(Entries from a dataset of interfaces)
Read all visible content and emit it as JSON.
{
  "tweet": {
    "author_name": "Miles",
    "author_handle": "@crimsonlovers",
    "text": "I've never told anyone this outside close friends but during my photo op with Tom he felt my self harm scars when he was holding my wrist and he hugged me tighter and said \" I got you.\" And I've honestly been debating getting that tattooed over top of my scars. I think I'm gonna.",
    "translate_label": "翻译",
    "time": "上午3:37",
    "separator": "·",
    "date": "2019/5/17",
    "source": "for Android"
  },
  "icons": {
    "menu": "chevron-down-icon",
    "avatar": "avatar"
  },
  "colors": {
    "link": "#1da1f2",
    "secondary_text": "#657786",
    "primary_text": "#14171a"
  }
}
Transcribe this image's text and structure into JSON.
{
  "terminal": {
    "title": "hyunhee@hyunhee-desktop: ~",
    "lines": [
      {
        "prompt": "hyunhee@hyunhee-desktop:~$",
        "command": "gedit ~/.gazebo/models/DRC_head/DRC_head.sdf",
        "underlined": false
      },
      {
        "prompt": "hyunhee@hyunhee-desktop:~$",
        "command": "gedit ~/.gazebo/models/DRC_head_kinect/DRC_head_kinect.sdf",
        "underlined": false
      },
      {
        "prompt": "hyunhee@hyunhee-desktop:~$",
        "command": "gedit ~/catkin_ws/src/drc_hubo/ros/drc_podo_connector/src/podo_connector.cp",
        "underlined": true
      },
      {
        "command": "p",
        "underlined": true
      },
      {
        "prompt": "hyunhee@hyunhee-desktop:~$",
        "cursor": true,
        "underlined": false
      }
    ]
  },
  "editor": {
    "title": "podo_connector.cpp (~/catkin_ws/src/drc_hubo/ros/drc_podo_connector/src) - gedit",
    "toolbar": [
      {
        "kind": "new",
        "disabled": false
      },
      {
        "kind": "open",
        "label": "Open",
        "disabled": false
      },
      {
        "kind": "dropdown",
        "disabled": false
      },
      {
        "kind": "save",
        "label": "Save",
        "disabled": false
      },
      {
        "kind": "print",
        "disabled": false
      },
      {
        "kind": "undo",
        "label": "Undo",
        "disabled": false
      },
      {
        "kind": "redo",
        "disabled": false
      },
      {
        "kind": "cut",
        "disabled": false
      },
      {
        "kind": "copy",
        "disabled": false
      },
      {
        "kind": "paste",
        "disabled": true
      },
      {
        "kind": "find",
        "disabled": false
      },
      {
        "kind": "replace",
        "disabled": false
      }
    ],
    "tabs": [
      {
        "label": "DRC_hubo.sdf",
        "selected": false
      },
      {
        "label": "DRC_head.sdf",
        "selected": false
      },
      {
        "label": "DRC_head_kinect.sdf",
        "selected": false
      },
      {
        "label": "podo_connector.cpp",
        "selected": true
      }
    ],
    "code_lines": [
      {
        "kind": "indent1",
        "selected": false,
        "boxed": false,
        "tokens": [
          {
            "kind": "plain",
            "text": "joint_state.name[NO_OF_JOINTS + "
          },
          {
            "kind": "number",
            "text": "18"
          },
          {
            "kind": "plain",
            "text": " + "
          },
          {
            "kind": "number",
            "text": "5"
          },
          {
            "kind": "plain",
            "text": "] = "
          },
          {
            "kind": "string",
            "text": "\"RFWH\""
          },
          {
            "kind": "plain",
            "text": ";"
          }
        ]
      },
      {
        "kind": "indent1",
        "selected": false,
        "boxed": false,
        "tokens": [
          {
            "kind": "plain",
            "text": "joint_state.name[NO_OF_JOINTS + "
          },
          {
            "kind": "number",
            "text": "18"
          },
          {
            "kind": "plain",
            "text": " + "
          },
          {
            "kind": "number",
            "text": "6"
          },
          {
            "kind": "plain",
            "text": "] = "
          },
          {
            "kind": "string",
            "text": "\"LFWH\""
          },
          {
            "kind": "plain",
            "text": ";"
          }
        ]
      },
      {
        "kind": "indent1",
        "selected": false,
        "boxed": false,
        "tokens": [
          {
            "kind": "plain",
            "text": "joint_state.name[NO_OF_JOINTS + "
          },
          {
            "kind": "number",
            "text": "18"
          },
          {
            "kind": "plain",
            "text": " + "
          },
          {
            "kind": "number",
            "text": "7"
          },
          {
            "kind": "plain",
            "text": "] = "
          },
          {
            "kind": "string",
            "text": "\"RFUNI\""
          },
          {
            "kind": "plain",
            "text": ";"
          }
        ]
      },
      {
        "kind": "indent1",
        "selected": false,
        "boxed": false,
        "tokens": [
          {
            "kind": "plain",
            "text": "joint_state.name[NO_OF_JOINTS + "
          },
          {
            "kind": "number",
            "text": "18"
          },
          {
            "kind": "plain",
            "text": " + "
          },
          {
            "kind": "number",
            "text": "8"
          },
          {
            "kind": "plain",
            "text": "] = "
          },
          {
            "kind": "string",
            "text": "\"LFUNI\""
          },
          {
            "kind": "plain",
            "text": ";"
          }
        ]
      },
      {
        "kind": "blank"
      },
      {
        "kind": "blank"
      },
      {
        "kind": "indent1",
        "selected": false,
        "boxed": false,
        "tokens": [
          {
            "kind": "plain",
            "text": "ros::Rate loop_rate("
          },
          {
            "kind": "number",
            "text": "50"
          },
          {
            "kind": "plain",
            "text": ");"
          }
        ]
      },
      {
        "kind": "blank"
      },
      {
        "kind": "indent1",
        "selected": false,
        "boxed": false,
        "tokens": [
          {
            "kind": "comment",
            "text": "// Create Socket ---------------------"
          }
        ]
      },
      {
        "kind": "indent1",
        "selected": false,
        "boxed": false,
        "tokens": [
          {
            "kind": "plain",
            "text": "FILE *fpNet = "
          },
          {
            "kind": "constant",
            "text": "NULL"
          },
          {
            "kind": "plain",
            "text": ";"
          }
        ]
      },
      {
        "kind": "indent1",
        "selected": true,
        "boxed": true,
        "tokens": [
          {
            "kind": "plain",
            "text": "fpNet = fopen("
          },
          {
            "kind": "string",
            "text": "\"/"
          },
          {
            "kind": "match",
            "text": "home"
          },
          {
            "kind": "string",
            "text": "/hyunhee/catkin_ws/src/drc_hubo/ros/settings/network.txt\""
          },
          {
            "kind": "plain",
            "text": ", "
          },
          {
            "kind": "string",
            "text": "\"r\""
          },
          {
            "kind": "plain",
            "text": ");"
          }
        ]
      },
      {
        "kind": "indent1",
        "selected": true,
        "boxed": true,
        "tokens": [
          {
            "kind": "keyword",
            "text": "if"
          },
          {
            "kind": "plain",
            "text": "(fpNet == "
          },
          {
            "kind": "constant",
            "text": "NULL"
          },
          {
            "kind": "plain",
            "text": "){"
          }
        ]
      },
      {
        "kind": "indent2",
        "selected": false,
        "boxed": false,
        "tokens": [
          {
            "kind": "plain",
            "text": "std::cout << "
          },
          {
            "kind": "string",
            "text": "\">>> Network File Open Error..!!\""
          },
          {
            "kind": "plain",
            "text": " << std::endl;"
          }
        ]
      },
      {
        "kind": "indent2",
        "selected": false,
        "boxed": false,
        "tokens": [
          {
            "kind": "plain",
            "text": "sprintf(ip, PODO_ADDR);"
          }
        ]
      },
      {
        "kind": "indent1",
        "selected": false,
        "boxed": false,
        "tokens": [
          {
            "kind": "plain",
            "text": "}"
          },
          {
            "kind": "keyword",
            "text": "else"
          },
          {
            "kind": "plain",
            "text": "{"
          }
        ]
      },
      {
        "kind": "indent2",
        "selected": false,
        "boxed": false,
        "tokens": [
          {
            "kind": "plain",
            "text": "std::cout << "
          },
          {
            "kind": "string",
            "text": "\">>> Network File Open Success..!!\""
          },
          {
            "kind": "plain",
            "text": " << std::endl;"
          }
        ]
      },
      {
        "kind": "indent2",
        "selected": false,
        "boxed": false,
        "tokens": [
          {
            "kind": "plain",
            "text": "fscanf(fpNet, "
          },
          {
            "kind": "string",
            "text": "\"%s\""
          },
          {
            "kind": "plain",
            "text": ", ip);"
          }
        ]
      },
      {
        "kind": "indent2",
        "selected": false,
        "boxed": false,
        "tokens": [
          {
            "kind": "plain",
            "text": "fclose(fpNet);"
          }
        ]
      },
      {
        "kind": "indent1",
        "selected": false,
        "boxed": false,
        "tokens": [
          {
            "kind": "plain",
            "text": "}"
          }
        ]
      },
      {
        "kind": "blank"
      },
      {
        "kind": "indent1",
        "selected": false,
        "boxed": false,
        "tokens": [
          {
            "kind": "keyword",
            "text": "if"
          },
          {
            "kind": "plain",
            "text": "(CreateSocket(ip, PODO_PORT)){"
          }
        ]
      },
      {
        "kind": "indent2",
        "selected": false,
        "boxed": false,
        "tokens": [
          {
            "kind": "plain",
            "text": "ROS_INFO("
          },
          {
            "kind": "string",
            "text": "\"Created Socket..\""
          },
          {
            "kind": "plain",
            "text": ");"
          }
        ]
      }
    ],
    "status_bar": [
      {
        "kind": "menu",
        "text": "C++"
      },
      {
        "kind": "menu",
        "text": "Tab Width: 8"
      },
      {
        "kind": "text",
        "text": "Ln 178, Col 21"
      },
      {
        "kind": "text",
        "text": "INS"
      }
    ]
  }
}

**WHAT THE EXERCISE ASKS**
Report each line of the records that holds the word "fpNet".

**OUTPUT OF THE EXERCISE**
            "text": "FILE *fpNet = "
            "text": "fpNet = fopen("
            "text": "(fpNet == "
            "text": "fscanf(fpNet, "
            "text": "fclose(fpNet);"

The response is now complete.